***** RECORDS FOR THIS TASK

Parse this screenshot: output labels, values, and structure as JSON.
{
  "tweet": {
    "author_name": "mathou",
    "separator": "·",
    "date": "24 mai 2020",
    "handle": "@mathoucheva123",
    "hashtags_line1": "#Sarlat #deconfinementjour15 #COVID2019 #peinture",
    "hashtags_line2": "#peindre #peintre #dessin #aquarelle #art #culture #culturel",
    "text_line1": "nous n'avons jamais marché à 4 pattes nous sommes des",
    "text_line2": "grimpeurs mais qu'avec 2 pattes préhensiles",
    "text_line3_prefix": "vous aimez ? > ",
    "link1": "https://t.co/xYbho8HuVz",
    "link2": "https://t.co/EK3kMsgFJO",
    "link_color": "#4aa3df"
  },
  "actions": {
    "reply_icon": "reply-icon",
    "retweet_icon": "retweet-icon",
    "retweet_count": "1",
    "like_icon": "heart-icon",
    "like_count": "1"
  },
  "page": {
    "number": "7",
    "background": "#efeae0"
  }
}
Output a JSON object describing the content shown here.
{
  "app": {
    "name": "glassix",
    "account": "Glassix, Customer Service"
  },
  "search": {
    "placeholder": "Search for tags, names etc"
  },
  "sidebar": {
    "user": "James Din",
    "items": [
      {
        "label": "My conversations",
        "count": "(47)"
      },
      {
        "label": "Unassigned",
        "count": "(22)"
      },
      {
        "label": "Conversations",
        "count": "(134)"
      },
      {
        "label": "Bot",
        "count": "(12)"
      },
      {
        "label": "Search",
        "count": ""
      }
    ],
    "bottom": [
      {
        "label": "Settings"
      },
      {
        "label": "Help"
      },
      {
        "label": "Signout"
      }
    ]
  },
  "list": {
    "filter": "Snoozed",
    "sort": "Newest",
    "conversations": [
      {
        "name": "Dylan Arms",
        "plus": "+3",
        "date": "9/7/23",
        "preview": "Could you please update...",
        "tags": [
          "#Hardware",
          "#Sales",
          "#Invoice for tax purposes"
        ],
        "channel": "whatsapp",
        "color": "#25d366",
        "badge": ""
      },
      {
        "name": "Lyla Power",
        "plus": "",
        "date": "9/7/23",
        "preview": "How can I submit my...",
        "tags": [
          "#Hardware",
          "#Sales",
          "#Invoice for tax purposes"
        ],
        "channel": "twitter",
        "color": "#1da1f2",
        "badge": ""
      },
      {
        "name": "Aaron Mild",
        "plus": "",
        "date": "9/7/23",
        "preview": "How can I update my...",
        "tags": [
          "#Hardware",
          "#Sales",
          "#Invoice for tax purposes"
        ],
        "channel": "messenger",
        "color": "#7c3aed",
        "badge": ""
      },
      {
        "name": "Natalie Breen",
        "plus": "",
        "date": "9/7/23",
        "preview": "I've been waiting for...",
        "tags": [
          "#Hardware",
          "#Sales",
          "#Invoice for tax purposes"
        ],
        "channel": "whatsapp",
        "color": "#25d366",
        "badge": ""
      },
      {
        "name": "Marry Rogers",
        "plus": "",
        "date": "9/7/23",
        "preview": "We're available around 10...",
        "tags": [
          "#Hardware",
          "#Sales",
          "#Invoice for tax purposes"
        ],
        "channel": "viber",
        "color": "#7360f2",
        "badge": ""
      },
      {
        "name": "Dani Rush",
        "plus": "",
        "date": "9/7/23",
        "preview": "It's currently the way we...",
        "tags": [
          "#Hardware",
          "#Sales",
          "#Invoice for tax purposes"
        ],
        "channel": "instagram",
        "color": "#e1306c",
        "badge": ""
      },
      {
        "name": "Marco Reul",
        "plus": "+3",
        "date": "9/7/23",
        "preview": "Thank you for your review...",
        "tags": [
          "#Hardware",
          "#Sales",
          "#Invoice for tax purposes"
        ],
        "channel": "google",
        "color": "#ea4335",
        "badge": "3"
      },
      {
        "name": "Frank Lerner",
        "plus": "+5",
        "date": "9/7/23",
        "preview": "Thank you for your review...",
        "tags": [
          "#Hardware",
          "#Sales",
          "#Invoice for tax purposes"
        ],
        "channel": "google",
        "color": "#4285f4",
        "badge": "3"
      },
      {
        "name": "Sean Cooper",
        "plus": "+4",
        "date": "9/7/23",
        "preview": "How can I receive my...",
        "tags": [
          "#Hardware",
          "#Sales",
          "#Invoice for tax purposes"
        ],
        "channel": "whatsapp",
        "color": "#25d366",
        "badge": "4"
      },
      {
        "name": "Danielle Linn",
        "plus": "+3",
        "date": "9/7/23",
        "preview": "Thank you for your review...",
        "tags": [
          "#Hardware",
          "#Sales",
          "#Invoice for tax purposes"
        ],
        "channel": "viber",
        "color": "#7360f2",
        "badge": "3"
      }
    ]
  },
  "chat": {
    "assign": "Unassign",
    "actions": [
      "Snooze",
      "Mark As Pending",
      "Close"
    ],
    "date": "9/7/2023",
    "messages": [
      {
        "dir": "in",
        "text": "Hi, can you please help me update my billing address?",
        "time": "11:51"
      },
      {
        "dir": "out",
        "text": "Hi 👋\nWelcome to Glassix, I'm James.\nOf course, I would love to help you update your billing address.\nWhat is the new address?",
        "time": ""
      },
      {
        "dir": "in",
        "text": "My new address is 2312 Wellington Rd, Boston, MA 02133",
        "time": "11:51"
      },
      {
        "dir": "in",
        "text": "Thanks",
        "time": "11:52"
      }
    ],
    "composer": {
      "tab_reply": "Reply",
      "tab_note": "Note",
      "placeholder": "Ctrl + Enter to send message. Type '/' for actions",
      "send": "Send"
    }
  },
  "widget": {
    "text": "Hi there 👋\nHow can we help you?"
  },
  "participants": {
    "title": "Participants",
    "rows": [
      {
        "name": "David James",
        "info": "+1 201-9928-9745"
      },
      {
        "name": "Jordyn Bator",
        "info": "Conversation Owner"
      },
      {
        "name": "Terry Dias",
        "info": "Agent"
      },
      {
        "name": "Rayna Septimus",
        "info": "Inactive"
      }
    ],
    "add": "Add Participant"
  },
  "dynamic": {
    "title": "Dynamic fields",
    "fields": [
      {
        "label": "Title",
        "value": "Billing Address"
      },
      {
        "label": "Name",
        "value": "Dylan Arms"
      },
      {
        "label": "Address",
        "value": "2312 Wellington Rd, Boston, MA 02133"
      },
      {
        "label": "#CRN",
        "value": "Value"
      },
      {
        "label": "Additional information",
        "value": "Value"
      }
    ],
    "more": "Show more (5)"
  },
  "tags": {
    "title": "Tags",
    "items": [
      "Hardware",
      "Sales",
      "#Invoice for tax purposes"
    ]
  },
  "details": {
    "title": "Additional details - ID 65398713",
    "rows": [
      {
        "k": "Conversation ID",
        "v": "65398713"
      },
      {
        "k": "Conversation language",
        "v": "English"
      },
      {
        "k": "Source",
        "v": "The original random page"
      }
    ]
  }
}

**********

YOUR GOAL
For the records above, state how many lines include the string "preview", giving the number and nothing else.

RESPONSE
10